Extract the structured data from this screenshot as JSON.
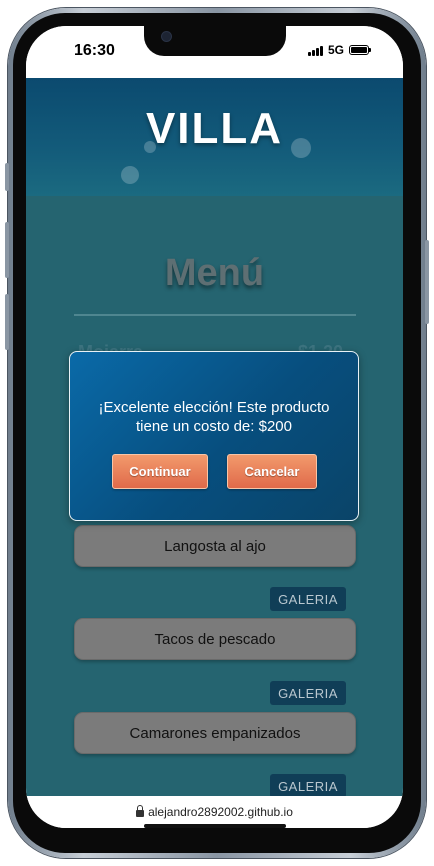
{
  "status_bar": {
    "time": "16:30",
    "network": "5G",
    "signal_icon": "signal-bars-icon",
    "battery_icon": "battery-icon"
  },
  "header": {
    "brand": "VILLA"
  },
  "menu": {
    "title": "Menú",
    "partial_item_name": "Mojarra",
    "partial_item_price": "$1,20"
  },
  "dishes": [
    {
      "name": "Langosta al ajo",
      "gallery_label": "GALERIA"
    },
    {
      "name": "Tacos de pescado",
      "gallery_label": "GALERIA"
    },
    {
      "name": "Camarones empanizados",
      "gallery_label": "GALERIA"
    }
  ],
  "modal": {
    "message": "¡Excelente elección! Este producto tiene un costo de: $200",
    "continue_label": "Continuar",
    "cancel_label": "Cancelar"
  },
  "browser": {
    "url": "alejandro2892002.github.io",
    "lock_icon": "lock-icon"
  },
  "colors": {
    "header_bg": "#0b4a6f",
    "content_bg": "#256470",
    "modal_bg": "#074e7e",
    "button_accent": "#e8784f",
    "dish_bg": "#7b7b7b",
    "gallery_bg": "#103e57"
  }
}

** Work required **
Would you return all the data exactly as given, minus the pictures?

** Response area **
Extract the structured data from this screenshot as JSON.
{
  "status_bar": {
    "time": "16:30",
    "network": "5G",
    "signal_icon": "signal-bars-icon",
    "battery_icon": "battery-icon"
  },
  "header": {
    "brand": "VILLA"
  },
  "menu": {
    "title": "Menú",
    "partial_item_name": "Mojarra",
    "partial_item_price": "$1,20"
  },
  "dishes": [
    {
      "name": "Langosta al ajo",
      "gallery_label": "GALERIA"
    },
    {
      "name": "Tacos de pescado",
      "gallery_label": "GALERIA"
    },
    {
      "name": "Camarones empanizados",
      "gallery_label": "GALERIA"
    }
  ],
  "modal": {
    "message": "¡Excelente elección! Este producto tiene un costo de: $200",
    "continue_label": "Continuar",
    "cancel_label": "Cancelar"
  },
  "browser": {
    "url": "alejandro2892002.github.io",
    "lock_icon": "lock-icon"
  },
  "colors": {
    "header_bg": "#0b4a6f",
    "content_bg": "#256470",
    "modal_bg": "#074e7e",
    "button_accent": "#e8784f",
    "dish_bg": "#7b7b7b",
    "gallery_bg": "#103e57"
  }
}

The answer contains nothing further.